Kathryn Aschliman is a member of College Mennonite Church, Goshen, Indiana and Coordinator of Mennonite Early Childhood Network affiliated with Mennonite Education Agency.
Response from Pluma Hostetter: “Dear Friends, I appreciate your magazine (Timbrel) and love reading it. You said you want to know how we use our hands, I’ll tell you. I am in a retirement home here in Lititz and I use them a lot helping others who are here and can’t do the things that I can do. I reach up to cupboards or carry things to their basement storage. I also do cross stitching, make baby quilts for each one of my children. I also work in the store here, putting groceries away, work in the thrift store and wash dishes. I was the oldest of 9 siblings growing up and I did a lot of hard work cooking, gardening, milking cows, etc. I was the laundry person growing up and did 2 large lines full of clothes each day (using my hands!). Then at 26 I got married to my husband (deceased) and he had 9 children. I used my hands working on the farm. We had 3 children together and there was lots of hard work! I think this letter is long enough. I was born during the Depression (1930) and I remember my mother sending a dozen eggs to the store to get a loaf of bread. God bless you in your work. You all are a special group of ladies. Sincerely, Pluma Hostetter”
Response from Marianne Harder:
From time to time I visit in the nursing homes in the area. One precious friend is now 98 and can no longer hear. Her memory and energy are also failing. Now visitor comments need to be written. How important touch is to her!
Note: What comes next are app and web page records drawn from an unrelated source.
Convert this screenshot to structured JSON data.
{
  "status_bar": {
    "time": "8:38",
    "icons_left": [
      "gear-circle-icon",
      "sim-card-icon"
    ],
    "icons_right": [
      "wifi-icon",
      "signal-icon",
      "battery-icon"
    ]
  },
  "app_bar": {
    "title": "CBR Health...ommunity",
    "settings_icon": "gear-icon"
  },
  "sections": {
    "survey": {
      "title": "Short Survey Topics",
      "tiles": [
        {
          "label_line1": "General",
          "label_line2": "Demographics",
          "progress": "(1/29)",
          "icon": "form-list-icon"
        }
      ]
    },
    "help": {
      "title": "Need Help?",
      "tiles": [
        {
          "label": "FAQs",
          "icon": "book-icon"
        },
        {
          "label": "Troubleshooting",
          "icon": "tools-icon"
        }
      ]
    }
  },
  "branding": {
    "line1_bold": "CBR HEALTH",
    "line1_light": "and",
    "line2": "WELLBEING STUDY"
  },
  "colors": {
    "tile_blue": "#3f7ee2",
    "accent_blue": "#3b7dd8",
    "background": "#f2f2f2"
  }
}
Three years ago, while rethinking our visit, I composed this poem (see below) and sent it to her family. This weekend, her daughter-in-law reminded me of the poem. She has recently arranged pictures around this poem and, as a poster, placed it on her door:
by Marianne Harder, Rosthern, Saskatchewan Canada
— after a visit to the nursing home —
I look upon her aged hands
hands holding happenings
times of grief and joy
taking my hands, her trembling ceases
she holds mine fast as we converse
“I knit,” she points with shaking hands
“They’re gifts. Would you like one?”
beautiful hand-made stitches
again holding hands
“Your hands are warm,” she says
now in my home I recall her touch
and I am warmed